> WHAT TO DO:
For this exercise, write out every entry exactly and leave the pictures out.

> INFORMATION GIVEN:
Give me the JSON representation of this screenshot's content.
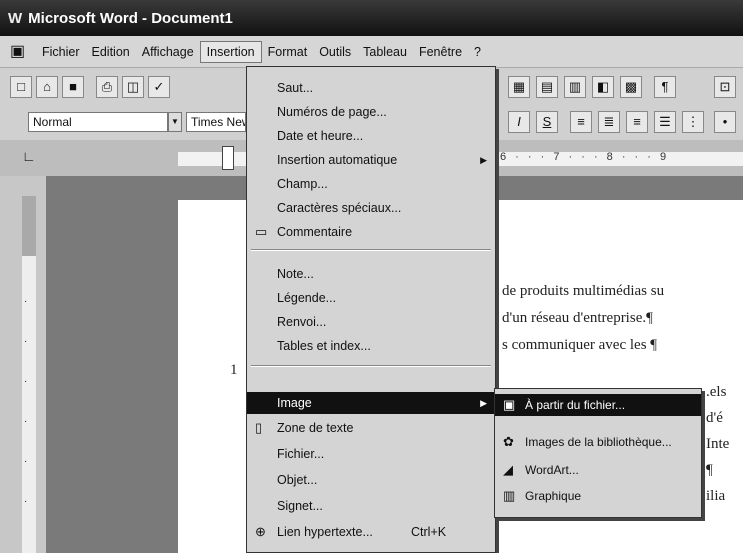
{
  "window": {
    "title": "Microsoft Word - Document1",
    "app_icon": "W"
  },
  "menubar": {
    "items": [
      "Fichier",
      "Edition",
      "Affichage",
      "Insertion",
      "Format",
      "Outils",
      "Tableau",
      "Fenêtre",
      "?"
    ],
    "active": "Insertion"
  },
  "toolbar": {
    "style_value": "Normal",
    "font_value": "Times New Roman",
    "format_buttons": [
      "I",
      "S"
    ]
  },
  "ruler": {
    "numbers": "6 · · · 7 · · · 8 · · · 9"
  },
  "document": {
    "lines": [
      "de produits multimédias su",
      "d'un réseau d'entreprise.¶",
      "s communiquer avec les ¶",
      "1",
      ".els",
      "d'é",
      "Inte",
      "¶",
      "ilia"
    ]
  },
  "insertion_menu": {
    "items": [
      {
        "label": "Saut...",
        "icon": ""
      },
      {
        "label": "Numéros de page...",
        "icon": ""
      },
      {
        "label": "Date et heure...",
        "icon": ""
      },
      {
        "label": "Insertion automatique",
        "icon": "",
        "submenu": true
      },
      {
        "label": "Champ...",
        "icon": ""
      },
      {
        "label": "Caractères spéciaux...",
        "icon": ""
      },
      {
        "label": "Commentaire",
        "icon": "comment-icon"
      },
      {
        "label": "Note...",
        "icon": ""
      },
      {
        "label": "Légende...",
        "icon": ""
      },
      {
        "label": "Renvoi...",
        "icon": ""
      },
      {
        "label": "Tables et index...",
        "icon": ""
      },
      {
        "label": "Image",
        "icon": "",
        "submenu": true,
        "highlighted": true
      },
      {
        "label": "Zone de texte",
        "icon": "textbox-icon"
      },
      {
        "label": "Fichier...",
        "icon": ""
      },
      {
        "label": "Objet...",
        "icon": ""
      },
      {
        "label": "Signet...",
        "icon": ""
      },
      {
        "label": "Lien hypertexte...",
        "icon": "hyperlink-icon",
        "shortcut": "Ctrl+K"
      }
    ]
  },
  "image_submenu": {
    "items": [
      {
        "label": "À partir du fichier...",
        "icon": "from-file-icon",
        "highlighted": true
      },
      {
        "label": "Images de la bibliothèque...",
        "icon": "clipart-icon"
      },
      {
        "label": "WordArt...",
        "icon": "wordart-icon"
      },
      {
        "label": "Graphique",
        "icon": "chart-icon"
      }
    ]
  }
}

> ANSWER FOR THIS EXERCISE:
Give me the JSON representation of this screenshot's content.
{
  "window": {
    "title": "Microsoft Word - Document1",
    "app_icon": "W"
  },
  "menubar": {
    "items": [
      "Fichier",
      "Edition",
      "Affichage",
      "Insertion",
      "Format",
      "Outils",
      "Tableau",
      "Fenêtre",
      "?"
    ],
    "active": "Insertion"
  },
  "toolbar": {
    "style_value": "Normal",
    "font_value": "Times New Roman",
    "format_buttons": [
      "I",
      "S"
    ]
  },
  "ruler": {
    "numbers": "6 · · · 7 · · · 8 · · · 9"
  },
  "document": {
    "lines": [
      "de produits multimédias su",
      "d'un réseau d'entreprise.¶",
      "s communiquer avec les ¶",
      "1",
      ".els",
      "d'é",
      "Inte",
      "¶",
      "ilia"
    ]
  },
  "insertion_menu": {
    "items": [
      {
        "label": "Saut...",
        "icon": ""
      },
      {
        "label": "Numéros de page...",
        "icon": ""
      },
      {
        "label": "Date et heure...",
        "icon": ""
      },
      {
        "label": "Insertion automatique",
        "icon": "",
        "submenu": true
      },
      {
        "label": "Champ...",
        "icon": ""
      },
      {
        "label": "Caractères spéciaux...",
        "icon": ""
      },
      {
        "label": "Commentaire",
        "icon": "comment-icon"
      },
      {
        "label": "Note...",
        "icon": ""
      },
      {
        "label": "Légende...",
        "icon": ""
      },
      {
        "label": "Renvoi...",
        "icon": ""
      },
      {
        "label": "Tables et index...",
        "icon": ""
      },
      {
        "label": "Image",
        "icon": "",
        "submenu": true,
        "highlighted": true
      },
      {
        "label": "Zone de texte",
        "icon": "textbox-icon"
      },
      {
        "label": "Fichier...",
        "icon": ""
      },
      {
        "label": "Objet...",
        "icon": ""
      },
      {
        "label": "Signet...",
        "icon": ""
      },
      {
        "label": "Lien hypertexte...",
        "icon": "hyperlink-icon",
        "shortcut": "Ctrl+K"
      }
    ]
  },
  "image_submenu": {
    "items": [
      {
        "label": "À partir du fichier...",
        "icon": "from-file-icon",
        "highlighted": true
      },
      {
        "label": "Images de la bibliothèque...",
        "icon": "clipart-icon"
      },
      {
        "label": "WordArt...",
        "icon": "wordart-icon"
      },
      {
        "label": "Graphique",
        "icon": "chart-icon"
      }
    ]
  }
}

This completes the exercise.